▸ ASSIGNMENT: All of the entries below are to be retyped exactly.

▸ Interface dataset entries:
○ ○ ○ ○
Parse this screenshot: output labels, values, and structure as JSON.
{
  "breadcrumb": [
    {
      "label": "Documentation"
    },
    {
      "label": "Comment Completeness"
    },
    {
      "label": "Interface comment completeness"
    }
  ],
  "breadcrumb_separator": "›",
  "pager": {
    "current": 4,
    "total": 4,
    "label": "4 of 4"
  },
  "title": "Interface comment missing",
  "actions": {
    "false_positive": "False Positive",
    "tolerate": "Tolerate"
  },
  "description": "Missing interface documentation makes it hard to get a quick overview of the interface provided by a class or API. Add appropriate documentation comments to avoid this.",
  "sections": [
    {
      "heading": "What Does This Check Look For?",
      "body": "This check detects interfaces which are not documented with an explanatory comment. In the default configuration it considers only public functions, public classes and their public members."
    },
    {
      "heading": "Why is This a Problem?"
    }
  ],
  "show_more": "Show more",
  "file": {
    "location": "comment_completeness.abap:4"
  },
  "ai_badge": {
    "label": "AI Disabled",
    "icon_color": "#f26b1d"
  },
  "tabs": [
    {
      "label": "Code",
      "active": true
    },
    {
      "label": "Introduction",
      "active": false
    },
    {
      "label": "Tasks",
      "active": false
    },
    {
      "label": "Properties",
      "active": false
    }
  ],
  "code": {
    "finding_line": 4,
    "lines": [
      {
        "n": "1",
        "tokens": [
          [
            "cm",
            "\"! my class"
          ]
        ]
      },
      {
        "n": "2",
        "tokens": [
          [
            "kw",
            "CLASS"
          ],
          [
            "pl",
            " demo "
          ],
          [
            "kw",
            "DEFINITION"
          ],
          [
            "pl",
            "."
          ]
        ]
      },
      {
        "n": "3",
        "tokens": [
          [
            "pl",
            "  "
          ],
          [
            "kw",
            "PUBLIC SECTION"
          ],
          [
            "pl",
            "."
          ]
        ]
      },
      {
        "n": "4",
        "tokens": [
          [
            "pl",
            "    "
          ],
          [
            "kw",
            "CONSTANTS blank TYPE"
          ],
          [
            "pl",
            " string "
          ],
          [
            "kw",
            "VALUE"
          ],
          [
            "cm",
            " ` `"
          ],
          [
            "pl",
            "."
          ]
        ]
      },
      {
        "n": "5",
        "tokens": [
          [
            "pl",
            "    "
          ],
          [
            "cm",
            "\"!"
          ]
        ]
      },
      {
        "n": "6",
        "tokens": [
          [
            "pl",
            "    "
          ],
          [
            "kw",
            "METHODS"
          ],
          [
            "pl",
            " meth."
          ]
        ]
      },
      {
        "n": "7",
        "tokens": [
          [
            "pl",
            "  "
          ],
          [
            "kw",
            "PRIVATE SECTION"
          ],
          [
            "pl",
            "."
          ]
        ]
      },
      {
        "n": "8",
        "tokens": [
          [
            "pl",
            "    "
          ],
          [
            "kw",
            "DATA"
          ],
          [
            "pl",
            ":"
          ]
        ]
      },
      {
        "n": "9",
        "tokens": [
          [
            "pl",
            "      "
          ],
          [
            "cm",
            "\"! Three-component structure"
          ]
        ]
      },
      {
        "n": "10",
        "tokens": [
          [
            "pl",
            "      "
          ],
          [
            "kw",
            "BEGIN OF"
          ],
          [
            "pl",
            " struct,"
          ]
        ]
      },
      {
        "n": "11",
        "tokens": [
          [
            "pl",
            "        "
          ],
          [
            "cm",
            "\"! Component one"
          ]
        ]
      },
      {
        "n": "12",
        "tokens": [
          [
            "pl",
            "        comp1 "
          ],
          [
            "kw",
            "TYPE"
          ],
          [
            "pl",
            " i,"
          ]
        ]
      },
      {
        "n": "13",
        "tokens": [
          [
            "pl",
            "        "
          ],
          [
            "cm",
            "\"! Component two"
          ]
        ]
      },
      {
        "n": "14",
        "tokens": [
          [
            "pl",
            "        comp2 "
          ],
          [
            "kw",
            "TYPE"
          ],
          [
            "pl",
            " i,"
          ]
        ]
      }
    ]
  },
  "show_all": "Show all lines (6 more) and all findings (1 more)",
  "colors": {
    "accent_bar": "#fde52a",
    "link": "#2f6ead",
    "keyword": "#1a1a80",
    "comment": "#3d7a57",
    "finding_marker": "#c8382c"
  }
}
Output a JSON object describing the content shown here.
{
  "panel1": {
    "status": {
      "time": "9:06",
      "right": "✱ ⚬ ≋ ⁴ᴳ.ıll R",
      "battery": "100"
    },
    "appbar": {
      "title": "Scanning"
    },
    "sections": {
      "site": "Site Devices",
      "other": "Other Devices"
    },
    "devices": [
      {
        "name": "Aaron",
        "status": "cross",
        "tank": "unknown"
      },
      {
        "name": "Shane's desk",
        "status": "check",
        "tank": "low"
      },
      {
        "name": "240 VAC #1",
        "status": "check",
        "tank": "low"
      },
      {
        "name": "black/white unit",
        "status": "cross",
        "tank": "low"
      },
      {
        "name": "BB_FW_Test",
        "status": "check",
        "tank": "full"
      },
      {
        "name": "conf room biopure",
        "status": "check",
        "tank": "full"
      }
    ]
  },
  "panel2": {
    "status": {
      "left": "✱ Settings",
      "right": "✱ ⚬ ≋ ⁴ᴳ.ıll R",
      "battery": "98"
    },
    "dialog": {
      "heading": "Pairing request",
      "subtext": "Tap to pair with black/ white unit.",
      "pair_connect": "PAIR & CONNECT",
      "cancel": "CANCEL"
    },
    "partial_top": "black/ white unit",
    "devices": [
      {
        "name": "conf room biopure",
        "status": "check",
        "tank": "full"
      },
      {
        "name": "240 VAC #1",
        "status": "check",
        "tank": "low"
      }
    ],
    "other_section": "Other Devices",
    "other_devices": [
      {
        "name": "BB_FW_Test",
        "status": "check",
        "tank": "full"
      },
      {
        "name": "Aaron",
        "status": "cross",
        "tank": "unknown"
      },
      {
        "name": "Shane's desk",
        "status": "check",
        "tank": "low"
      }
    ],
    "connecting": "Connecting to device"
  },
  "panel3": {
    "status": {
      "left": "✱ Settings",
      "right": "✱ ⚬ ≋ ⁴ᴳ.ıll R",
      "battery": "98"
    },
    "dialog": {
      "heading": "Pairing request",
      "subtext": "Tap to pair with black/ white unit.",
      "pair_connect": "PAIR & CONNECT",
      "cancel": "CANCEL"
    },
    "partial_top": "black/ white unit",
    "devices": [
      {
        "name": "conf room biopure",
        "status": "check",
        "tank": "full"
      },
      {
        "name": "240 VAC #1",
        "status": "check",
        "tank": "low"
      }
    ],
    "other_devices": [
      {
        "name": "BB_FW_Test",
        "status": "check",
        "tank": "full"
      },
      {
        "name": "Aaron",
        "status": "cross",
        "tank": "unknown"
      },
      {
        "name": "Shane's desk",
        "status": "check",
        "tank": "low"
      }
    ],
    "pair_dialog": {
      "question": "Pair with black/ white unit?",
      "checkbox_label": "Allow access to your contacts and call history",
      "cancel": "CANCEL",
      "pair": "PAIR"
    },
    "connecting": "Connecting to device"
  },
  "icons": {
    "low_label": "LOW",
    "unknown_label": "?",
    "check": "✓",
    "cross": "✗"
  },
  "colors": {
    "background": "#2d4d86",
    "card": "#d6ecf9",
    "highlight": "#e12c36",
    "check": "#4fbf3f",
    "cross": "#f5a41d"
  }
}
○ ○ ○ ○
▸ RESULT OF THIS TASK:
Parse this screenshot: output labels, values, and structure as JSON.
{
  "breadcrumb": [
    {
      "label": "Documentation"
    },
    {
      "label": "Comment Completeness"
    },
    {
      "label": "Interface comment completeness"
    }
  ],
  "breadcrumb_separator": "›",
  "pager": {
    "current": 4,
    "total": 4,
    "label": "4 of 4"
  },
  "title": "Interface comment missing",
  "actions": {
    "false_positive": "False Positive",
    "tolerate": "Tolerate"
  },
  "description": "Missing interface documentation makes it hard to get a quick overview of the interface provided by a class or API. Add appropriate documentation comments to avoid this.",
  "sections": [
    {
      "heading": "What Does This Check Look For?",
      "body": "This check detects interfaces which are not documented with an explanatory comment. In the default configuration it considers only public functions, public classes and their public members."
    },
    {
      "heading": "Why is This a Problem?"
    }
  ],
  "show_more": "Show more",
  "file": {
    "location": "comment_completeness.abap:4"
  },
  "ai_badge": {
    "label": "AI Disabled",
    "icon_color": "#f26b1d"
  },
  "tabs": [
    {
      "label": "Code",
      "active": true
    },
    {
      "label": "Introduction",
      "active": false
    },
    {
      "label": "Tasks",
      "active": false
    },
    {
      "label": "Properties",
      "active": false
    }
  ],
  "code": {
    "finding_line": 4,
    "lines": [
      {
        "n": "1",
        "tokens": [
          [
            "cm",
            "\"! my class"
          ]
        ]
      },
      {
        "n": "2",
        "tokens": [
          [
            "kw",
            "CLASS"
          ],
          [
            "pl",
            " demo "
          ],
          [
            "kw",
            "DEFINITION"
          ],
          [
            "pl",
            "."
          ]
        ]
      },
      {
        "n": "3",
        "tokens": [
          [
            "pl",
            "  "
          ],
          [
            "kw",
            "PUBLIC SECTION"
          ],
          [
            "pl",
            "."
          ]
        ]
      },
      {
        "n": "4",
        "tokens": [
          [
            "pl",
            "    "
          ],
          [
            "kw",
            "CONSTANTS blank TYPE"
          ],
          [
            "pl",
            " string "
          ],
          [
            "kw",
            "VALUE"
          ],
          [
            "cm",
            " ` `"
          ],
          [
            "pl",
            "."
          ]
        ]
      },
      {
        "n": "5",
        "tokens": [
          [
            "pl",
            "    "
          ],
          [
            "cm",
            "\"!"
          ]
        ]
      },
      {
        "n": "6",
        "tokens": [
          [
            "pl",
            "    "
          ],
          [
            "kw",
            "METHODS"
          ],
          [
            "pl",
            " meth."
          ]
        ]
      },
      {
        "n": "7",
        "tokens": [
          [
            "pl",
            "  "
          ],
          [
            "kw",
            "PRIVATE SECTION"
          ],
          [
            "pl",
            "."
          ]
        ]
      },
      {
        "n": "8",
        "tokens": [
          [
            "pl",
            "    "
          ],
          [
            "kw",
            "DATA"
          ],
          [
            "pl",
            ":"
          ]
        ]
      },
      {
        "n": "9",
        "tokens": [
          [
            "pl",
            "      "
          ],
          [
            "cm",
            "\"! Three-component structure"
          ]
        ]
      },
      {
        "n": "10",
        "tokens": [
          [
            "pl",
            "      "
          ],
          [
            "kw",
            "BEGIN OF"
          ],
          [
            "pl",
            " struct,"
          ]
        ]
      },
      {
        "n": "11",
        "tokens": [
          [
            "pl",
            "        "
          ],
          [
            "cm",
            "\"! Component one"
          ]
        ]
      },
      {
        "n": "12",
        "tokens": [
          [
            "pl",
            "        comp1 "
          ],
          [
            "kw",
            "TYPE"
          ],
          [
            "pl",
            " i,"
          ]
        ]
      },
      {
        "n": "13",
        "tokens": [
          [
            "pl",
            "        "
          ],
          [
            "cm",
            "\"! Component two"
          ]
        ]
      },
      {
        "n": "14",
        "tokens": [
          [
            "pl",
            "        comp2 "
          ],
          [
            "kw",
            "TYPE"
          ],
          [
            "pl",
            " i,"
          ]
        ]
      }
    ]
  },
  "show_all": "Show all lines (6 more) and all findings (1 more)",
  "colors": {
    "accent_bar": "#fde52a",
    "link": "#2f6ead",
    "keyword": "#1a1a80",
    "comment": "#3d7a57",
    "finding_marker": "#c8382c"
  }
}
Output a JSON object describing the content shown here.
{
  "panel1": {
    "status": {
      "time": "9:06",
      "right": "✱ ⚬ ≋ ⁴ᴳ.ıll R",
      "battery": "100"
    },
    "appbar": {
      "title": "Scanning"
    },
    "sections": {
      "site": "Site Devices",
      "other": "Other Devices"
    },
    "devices": [
      {
        "name": "Aaron",
        "status": "cross",
        "tank": "unknown"
      },
      {
        "name": "Shane's desk",
        "status": "check",
        "tank": "low"
      },
      {
        "name": "240 VAC #1",
        "status": "check",
        "tank": "low"
      },
      {
        "name": "black/white unit",
        "status": "cross",
        "tank": "low"
      },
      {
        "name": "BB_FW_Test",
        "status": "check",
        "tank": "full"
      },
      {
        "name": "conf room biopure",
        "status": "check",
        "tank": "full"
      }
    ]
  },
  "panel2": {
    "status": {
      "left": "✱ Settings",
      "right": "✱ ⚬ ≋ ⁴ᴳ.ıll R",
      "battery": "98"
    },
    "dialog": {
      "heading": "Pairing request",
      "subtext": "Tap to pair with black/ white unit.",
      "pair_connect": "PAIR & CONNECT",
      "cancel": "CANCEL"
    },
    "partial_top": "black/ white unit",
    "devices": [
      {
        "name": "conf room biopure",
        "status": "check",
        "tank": "full"
      },
      {
        "name": "240 VAC #1",
        "status": "check",
        "tank": "low"
      }
    ],
    "other_section": "Other Devices",
    "other_devices": [
      {
        "name": "BB_FW_Test",
        "status": "check",
        "tank": "full"
      },
      {
        "name": "Aaron",
        "status": "cross",
        "tank": "unknown"
      },
      {
        "name": "Shane's desk",
        "status": "check",
        "tank": "low"
      }
    ],
    "connecting": "Connecting to device"
  },
  "panel3": {
    "status": {
      "left": "✱ Settings",
      "right": "✱ ⚬ ≋ ⁴ᴳ.ıll R",
      "battery": "98"
    },
    "dialog": {
      "heading": "Pairing request",
      "subtext": "Tap to pair with black/ white unit.",
      "pair_connect": "PAIR & CONNECT",
      "cancel": "CANCEL"
    },
    "partial_top": "black/ white unit",
    "devices": [
      {
        "name": "conf room biopure",
        "status": "check",
        "tank": "full"
      },
      {
        "name": "240 VAC #1",
        "status": "check",
        "tank": "low"
      }
    ],
    "other_devices": [
      {
        "name": "BB_FW_Test",
        "status": "check",
        "tank": "full"
      },
      {
        "name": "Aaron",
        "status": "cross",
        "tank": "unknown"
      },
      {
        "name": "Shane's desk",
        "status": "check",
        "tank": "low"
      }
    ],
    "pair_dialog": {
      "question": "Pair with black/ white unit?",
      "checkbox_label": "Allow access to your contacts and call history",
      "cancel": "CANCEL",
      "pair": "PAIR"
    },
    "connecting": "Connecting to device"
  },
  "icons": {
    "low_label": "LOW",
    "unknown_label": "?",
    "check": "✓",
    "cross": "✗"
  },
  "colors": {
    "background": "#2d4d86",
    "card": "#d6ecf9",
    "highlight": "#e12c36",
    "check": "#4fbf3f",
    "cross": "#f5a41d"
  }
}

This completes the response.